*** Opening Source material ***
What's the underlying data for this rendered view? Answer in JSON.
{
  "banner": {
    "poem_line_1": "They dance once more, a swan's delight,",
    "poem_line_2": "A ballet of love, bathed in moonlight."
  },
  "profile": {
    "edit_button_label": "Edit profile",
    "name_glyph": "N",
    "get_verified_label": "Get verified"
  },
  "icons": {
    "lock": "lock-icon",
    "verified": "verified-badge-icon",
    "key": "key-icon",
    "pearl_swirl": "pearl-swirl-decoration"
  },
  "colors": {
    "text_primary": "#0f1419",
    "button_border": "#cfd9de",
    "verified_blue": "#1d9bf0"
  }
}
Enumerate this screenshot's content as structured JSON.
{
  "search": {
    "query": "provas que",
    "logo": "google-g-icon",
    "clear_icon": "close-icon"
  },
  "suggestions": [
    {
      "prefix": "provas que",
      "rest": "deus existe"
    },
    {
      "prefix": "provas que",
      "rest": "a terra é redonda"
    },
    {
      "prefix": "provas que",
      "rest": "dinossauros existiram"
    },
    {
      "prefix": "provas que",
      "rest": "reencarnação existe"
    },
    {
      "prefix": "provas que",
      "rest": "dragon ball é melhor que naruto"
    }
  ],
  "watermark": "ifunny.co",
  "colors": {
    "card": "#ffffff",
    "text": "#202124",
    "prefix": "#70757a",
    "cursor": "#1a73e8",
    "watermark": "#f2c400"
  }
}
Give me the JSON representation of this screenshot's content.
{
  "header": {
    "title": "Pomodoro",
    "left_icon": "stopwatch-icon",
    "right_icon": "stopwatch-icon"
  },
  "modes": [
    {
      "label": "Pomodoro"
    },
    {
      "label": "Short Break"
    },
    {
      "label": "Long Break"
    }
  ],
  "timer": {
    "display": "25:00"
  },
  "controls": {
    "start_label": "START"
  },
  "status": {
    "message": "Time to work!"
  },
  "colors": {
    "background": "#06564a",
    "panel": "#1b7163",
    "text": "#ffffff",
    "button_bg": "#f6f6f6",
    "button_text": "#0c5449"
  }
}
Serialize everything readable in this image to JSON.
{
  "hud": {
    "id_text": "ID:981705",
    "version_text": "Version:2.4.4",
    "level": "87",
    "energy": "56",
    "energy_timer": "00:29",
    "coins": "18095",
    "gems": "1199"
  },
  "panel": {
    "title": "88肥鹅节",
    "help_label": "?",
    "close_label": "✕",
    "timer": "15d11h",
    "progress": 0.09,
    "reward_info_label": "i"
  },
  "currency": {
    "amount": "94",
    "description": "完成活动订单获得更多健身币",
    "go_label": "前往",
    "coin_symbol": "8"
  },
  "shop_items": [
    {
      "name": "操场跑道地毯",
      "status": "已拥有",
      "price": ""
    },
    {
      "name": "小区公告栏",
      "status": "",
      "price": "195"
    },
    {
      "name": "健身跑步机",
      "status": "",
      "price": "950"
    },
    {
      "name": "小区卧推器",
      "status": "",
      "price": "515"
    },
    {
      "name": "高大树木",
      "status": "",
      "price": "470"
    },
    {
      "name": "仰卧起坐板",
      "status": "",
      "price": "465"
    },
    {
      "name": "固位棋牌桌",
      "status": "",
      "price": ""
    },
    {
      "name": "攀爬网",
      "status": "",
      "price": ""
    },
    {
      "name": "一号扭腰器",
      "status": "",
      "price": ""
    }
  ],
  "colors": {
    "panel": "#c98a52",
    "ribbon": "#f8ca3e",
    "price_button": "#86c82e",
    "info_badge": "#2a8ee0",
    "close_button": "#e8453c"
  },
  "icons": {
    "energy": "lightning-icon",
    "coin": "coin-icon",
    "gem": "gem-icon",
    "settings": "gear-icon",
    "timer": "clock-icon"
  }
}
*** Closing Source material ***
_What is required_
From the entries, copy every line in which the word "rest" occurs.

_Exercise result_
      "rest": "deus existe"
      "rest": "a terra é redonda"
      "rest": "dinossauros existiram"
      "rest": "reencarnação existe"
      "rest": "dragon ball é melhor que naruto"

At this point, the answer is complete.